A surge in COVID-19 cases prompted regional restrictions and economic disruption, which limited consumers’ disposable income.
“India was taken by surprise by its second wave, as the new COVID variant emerged and took hold quickly,” said Canalys Analyst Sanyam Chaurasia. “For smartphone vendors, this was a wake-up call, and shows the importance of bolstering both online and offline presences equally. Smartphone vendors in India had assumed COVID-19 would not return, and several planned to invest in infrastructure for branded stores and partnerships with third-party offline channels. But once again they were quickly compelled to pivot to an online strategy.”

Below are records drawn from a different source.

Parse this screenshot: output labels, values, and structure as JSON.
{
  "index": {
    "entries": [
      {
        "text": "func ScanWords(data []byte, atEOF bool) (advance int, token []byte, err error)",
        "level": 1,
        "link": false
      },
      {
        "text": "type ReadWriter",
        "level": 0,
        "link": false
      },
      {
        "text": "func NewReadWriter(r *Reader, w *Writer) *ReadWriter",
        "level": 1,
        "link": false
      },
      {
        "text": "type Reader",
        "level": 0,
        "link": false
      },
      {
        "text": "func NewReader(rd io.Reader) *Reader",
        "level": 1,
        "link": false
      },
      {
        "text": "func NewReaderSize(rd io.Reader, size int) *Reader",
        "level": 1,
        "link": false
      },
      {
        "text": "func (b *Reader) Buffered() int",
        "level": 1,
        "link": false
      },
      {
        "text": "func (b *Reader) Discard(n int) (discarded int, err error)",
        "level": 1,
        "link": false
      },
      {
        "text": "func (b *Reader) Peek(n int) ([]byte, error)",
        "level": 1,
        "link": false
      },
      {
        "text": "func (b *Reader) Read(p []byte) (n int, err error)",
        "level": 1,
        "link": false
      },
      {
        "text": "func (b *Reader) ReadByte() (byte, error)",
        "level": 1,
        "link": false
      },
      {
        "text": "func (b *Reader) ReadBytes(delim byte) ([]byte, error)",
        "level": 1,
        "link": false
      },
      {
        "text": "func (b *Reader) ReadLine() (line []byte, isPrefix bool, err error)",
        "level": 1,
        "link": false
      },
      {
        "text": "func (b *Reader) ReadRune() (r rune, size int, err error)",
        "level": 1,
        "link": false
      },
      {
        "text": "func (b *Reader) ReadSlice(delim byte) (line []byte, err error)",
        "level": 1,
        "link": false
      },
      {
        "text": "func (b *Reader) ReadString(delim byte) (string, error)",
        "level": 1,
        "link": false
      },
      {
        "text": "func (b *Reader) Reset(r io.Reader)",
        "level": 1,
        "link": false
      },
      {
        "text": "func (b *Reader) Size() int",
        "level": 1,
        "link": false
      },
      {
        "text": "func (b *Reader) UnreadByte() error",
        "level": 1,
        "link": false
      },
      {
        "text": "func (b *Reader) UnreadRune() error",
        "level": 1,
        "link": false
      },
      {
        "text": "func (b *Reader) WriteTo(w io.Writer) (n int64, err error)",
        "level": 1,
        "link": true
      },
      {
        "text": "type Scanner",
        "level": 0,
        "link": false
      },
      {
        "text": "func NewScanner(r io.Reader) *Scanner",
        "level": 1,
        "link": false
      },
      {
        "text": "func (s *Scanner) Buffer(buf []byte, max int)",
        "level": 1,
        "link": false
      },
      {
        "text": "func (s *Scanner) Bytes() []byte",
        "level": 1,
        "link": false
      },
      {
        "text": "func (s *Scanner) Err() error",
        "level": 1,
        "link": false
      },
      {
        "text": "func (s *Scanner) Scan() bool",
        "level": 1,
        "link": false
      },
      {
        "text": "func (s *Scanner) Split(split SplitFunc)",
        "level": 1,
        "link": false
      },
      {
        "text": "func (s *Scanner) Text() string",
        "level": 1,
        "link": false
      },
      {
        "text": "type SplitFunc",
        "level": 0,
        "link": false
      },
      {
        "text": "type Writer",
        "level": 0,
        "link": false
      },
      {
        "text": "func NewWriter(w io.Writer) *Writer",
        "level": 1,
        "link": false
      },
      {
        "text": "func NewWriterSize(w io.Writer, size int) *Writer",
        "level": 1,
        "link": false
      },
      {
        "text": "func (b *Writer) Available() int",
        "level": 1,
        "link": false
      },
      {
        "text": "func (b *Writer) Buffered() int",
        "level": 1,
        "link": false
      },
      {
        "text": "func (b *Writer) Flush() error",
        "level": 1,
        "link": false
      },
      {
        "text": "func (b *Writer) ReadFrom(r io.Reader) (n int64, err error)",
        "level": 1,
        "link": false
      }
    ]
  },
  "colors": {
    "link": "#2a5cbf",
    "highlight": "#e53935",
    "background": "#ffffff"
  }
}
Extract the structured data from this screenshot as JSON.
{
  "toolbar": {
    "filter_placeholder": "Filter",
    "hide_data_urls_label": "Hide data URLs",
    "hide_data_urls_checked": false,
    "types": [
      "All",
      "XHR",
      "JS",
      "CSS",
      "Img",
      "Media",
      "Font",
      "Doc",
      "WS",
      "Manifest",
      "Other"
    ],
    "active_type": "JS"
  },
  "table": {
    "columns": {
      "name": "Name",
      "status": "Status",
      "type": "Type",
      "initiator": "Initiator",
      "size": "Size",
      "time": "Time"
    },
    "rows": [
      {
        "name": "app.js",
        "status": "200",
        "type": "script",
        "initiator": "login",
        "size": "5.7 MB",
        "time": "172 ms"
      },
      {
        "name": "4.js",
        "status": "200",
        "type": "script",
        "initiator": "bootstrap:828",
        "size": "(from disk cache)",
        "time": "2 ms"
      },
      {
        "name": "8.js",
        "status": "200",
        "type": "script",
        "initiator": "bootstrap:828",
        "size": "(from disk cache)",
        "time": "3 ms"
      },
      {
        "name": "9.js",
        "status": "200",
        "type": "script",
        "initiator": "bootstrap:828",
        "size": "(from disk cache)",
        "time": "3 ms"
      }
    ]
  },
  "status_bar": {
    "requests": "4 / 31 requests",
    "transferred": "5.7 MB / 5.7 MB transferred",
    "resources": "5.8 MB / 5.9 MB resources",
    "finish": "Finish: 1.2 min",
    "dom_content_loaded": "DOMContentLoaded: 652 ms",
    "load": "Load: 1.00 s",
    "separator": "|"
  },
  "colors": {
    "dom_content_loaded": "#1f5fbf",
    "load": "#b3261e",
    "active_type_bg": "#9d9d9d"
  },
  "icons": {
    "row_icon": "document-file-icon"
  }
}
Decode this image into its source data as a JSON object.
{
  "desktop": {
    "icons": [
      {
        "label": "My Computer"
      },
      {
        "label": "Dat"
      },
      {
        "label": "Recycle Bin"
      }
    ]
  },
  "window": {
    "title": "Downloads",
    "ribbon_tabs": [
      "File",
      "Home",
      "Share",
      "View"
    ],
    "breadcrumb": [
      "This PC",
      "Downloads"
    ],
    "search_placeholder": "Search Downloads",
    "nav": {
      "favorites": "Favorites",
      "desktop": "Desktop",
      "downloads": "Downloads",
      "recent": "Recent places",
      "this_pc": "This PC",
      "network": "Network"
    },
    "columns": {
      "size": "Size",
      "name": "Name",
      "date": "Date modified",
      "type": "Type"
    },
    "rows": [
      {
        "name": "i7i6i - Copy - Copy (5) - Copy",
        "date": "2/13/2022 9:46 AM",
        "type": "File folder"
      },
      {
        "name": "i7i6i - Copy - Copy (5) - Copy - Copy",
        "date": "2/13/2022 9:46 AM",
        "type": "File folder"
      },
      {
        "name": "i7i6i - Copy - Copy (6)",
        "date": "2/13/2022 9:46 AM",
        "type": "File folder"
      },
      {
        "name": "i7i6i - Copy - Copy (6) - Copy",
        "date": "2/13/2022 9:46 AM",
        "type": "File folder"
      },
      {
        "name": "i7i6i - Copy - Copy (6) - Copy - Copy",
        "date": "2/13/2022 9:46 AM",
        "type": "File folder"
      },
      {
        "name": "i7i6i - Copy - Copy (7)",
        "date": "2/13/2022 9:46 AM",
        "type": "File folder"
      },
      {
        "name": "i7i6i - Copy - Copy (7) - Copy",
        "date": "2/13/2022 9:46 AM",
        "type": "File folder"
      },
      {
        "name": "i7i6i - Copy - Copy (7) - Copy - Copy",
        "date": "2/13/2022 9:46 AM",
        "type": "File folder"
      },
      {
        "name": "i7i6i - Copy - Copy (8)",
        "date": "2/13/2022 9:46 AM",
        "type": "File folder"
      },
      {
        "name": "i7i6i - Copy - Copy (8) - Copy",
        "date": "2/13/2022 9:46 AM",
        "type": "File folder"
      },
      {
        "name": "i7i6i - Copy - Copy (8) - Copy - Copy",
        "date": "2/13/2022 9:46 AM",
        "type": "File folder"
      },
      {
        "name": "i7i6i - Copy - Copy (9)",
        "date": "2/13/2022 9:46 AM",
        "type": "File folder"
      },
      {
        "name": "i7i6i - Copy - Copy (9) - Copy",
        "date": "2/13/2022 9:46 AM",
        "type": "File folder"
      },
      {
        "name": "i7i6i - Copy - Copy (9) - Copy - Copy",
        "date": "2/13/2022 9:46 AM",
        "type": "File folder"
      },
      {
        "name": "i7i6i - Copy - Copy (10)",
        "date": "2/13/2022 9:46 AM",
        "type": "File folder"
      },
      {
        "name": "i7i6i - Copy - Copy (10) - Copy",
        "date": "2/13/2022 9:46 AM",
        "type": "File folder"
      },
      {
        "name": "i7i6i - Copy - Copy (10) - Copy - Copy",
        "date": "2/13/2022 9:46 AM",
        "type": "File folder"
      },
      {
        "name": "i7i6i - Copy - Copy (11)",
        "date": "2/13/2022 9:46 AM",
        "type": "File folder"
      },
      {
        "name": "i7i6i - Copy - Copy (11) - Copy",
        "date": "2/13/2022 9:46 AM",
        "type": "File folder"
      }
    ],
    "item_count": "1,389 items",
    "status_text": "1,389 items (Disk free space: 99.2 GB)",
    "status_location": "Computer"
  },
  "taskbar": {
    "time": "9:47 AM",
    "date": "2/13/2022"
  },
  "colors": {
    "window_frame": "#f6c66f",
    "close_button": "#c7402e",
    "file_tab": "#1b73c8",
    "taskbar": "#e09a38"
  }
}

Brands that succeeded in the online space were the ones to carry the most momentum in Q2. “Xiaomi, despite its overall sequential decline, actually grew its online business, primarily thanks to the Redmi Note 10 series,” said Jash Shah, Canalys Research Analyst. “Realme also saw online momentum, particularly with its Narzo 30 series, as it used price cuts during ‘brand-focused days’ to overtake Oppo. Oppo entered the direct online channel in May, and though it may not be as profitable as third-party retail, it will allow Oppo to conduct more effective product marketing and increase cross-selling opportunities.”
Signs of a recovery did emerge by the end of Q2, however, as consumer confidence was boosted by vaccination programs in key localities.
“India will rebound in the second half of 2021, aided by accelerated vaccinations, as well as brands expanding promotional activities and new product releases,” said Chaurasia. “But the second half will not see a surge in pent-up demand like last year. The threat of a third wave still looms in India, but as citizen behavior and industrial operations continue to adapt to pandemic conditions, its impact should be minimal. Increasing costs will be challenging, amid limited component supply, rising shipping charges and a tough macroeconomic environment. In the short term, vendors will bear the impact of supply chain disruption, and will be conservative about raising prices. But the component shortage also brings another risk – regional deprioritization – as brands look to allocate their limited supplies of devices to more lucrative markets.”